Thu, 07 Apr, 2016, 14:45
Formula 1's plans to finally agree a new qualifying format later today are set to hinge on whether or not McLaren, Williams and Red Bull can be convinced to accept anything other than reverting to the 2015 format.
Following discussions at last weekend's Bahrain Grand Prix, F1 teams are due to hold a teleconference later today to evaluate an aggregate style system to replace the heavily-criticised elimination format.
The aggregate proposal, which has been put together by the FIA, would see grids decided by a drivers' two best lap times from each of the three sessions in qualifying.
The concept has not been openly praised by all teams and, after McLaren, Williams and Red Bull (and therefore its sister team Toro Rosso) vetoed a tweaked elimination idea for Bahrain, there remains the situation that they could choose to stand firm again.
Sources also suggest that following evaluation of the details of the aggregate system, other teams are not in favour of the move either.
Their preference has been for F1 to revert to the 2015 concept and, amid the tense political situation that has engulfed the qualifying debate, the situation appears finely balanced and F1 could be forced to stick with elimination qualifying again.
Force India deputy team principal Bob Fernley thinks that the fate of the qualifying will rest on how the three main teams view the situation – and if they feel strongly enough about the political motives to stand up against a format that fans do not appear to support either.
"There are three teams that obviously feel very, very strongly about the process as it is today," Fernley told Motorsport.com.
"I think if the teams that are particularly uncomfortable can get comfortable and then they present that to all the other teams and the other teams are aligned with them, that's the first hurdle crossed," said Fernley. "Because then you've got a 100% unanimity with the teams.
"But then it's got to go to Bernie and Jean to make sure they are comfortable with it."
When asked if the qualifying argument had become about politics, rather than finding the best format, he said: "I think it could have possibly been dealt better. A little bit of compromise might not have been such a bad solution."
Listen to fans
Haas team principal Gunther Steiner remains hopeful that his rivals will go in to the meeting open-minded about doing what is best for the sport and fans, rather than using it for their own gains.
"We need to make sure that we have cars out there going around more than what we feel about how we want to qualify, what we want out of it," he said. "It is more, what does the fan want out of it?
"The fan wants cars going around being competitive and fighting for positions on the grid – the pole position. That is what is happening at the moment, to look into it, to make a good spectacle for the fan.
"It should not be about what I like, where I have got an advantage or you have got an advantage, because I think F1 teams they have so many clever people that within three races we do all the same anyway, so we are back to square one.
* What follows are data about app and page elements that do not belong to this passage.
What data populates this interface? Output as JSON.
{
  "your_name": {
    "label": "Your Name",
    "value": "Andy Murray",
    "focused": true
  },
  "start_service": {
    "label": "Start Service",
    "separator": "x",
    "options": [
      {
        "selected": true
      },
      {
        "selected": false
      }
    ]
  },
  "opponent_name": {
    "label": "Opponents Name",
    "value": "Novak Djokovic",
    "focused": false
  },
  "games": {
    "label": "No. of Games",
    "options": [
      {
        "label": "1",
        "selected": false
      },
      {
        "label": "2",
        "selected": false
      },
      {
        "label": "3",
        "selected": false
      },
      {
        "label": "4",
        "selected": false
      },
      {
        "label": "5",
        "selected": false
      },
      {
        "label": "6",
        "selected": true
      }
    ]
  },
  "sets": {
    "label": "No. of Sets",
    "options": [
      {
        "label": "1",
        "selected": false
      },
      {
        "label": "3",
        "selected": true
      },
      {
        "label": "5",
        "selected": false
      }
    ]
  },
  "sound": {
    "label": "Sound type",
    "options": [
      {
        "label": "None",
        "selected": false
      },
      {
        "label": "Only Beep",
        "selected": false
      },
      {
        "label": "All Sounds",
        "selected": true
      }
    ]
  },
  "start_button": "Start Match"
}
"We need to make sure that the cars are out there going around, that the fans can see we are fighting for something, and that we are not just trying to save tyres or do something for 5-10 minutes where nobody is out there.
"That is our approach and hopefully we can come up with something pretty soon that the fans are happy."